Reply with each record repeated exactly.
=== Section Start ===
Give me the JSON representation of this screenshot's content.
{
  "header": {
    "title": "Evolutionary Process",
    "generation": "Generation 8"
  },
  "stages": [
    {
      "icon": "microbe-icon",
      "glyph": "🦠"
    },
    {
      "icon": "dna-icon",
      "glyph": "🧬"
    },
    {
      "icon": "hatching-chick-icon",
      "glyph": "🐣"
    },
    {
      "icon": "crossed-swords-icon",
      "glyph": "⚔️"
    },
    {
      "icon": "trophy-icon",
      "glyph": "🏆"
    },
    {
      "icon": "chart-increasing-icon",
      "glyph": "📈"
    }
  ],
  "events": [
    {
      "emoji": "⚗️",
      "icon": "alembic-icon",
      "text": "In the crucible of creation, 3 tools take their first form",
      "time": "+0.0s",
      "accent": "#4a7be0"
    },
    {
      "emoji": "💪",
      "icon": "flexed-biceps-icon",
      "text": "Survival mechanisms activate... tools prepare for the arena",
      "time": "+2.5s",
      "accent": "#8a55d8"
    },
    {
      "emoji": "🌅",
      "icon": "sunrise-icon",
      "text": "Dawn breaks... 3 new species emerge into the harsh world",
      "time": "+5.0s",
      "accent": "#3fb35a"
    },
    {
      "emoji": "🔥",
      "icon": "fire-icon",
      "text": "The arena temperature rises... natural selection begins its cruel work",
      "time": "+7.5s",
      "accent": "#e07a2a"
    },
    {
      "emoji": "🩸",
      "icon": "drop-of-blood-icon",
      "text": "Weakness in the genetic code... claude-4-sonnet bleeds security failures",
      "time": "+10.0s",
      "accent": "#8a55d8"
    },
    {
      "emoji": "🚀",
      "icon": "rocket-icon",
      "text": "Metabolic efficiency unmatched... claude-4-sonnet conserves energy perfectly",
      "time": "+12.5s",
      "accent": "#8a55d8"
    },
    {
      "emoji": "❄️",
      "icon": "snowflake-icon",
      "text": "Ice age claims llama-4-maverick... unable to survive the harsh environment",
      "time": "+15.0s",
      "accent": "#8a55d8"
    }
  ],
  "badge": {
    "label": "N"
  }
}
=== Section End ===
# EXERCISE OUTPUT
Give me the JSON representation of this screenshot's content.
{
  "header": {
    "title": "Evolutionary Process",
    "generation": "Generation 8"
  },
  "stages": [
    {
      "icon": "microbe-icon",
      "glyph": "🦠"
    },
    {
      "icon": "dna-icon",
      "glyph": "🧬"
    },
    {
      "icon": "hatching-chick-icon",
      "glyph": "🐣"
    },
    {
      "icon": "crossed-swords-icon",
      "glyph": "⚔️"
    },
    {
      "icon": "trophy-icon",
      "glyph": "🏆"
    },
    {
      "icon": "chart-increasing-icon",
      "glyph": "📈"
    }
  ],
  "events": [
    {
      "emoji": "⚗️",
      "icon": "alembic-icon",
      "text": "In the crucible of creation, 3 tools take their first form",
      "time": "+0.0s",
      "accent": "#4a7be0"
    },
    {
      "emoji": "💪",
      "icon": "flexed-biceps-icon",
      "text": "Survival mechanisms activate... tools prepare for the arena",
      "time": "+2.5s",
      "accent": "#8a55d8"
    },
    {
      "emoji": "🌅",
      "icon": "sunrise-icon",
      "text": "Dawn breaks... 3 new species emerge into the harsh world",
      "time": "+5.0s",
      "accent": "#3fb35a"
    },
    {
      "emoji": "🔥",
      "icon": "fire-icon",
      "text": "The arena temperature rises... natural selection begins its cruel work",
      "time": "+7.5s",
      "accent": "#e07a2a"
    },
    {
      "emoji": "🩸",
      "icon": "drop-of-blood-icon",
      "text": "Weakness in the genetic code... claude-4-sonnet bleeds security failures",
      "time": "+10.0s",
      "accent": "#8a55d8"
    },
    {
      "emoji": "🚀",
      "icon": "rocket-icon",
      "text": "Metabolic efficiency unmatched... claude-4-sonnet conserves energy perfectly",
      "time": "+12.5s",
      "accent": "#8a55d8"
    },
    {
      "emoji": "❄️",
      "icon": "snowflake-icon",
      "text": "Ice age claims llama-4-maverick... unable to survive the harsh environment",
      "time": "+15.0s",
      "accent": "#8a55d8"
    }
  ],
  "badge": {
    "label": "N"
  }
}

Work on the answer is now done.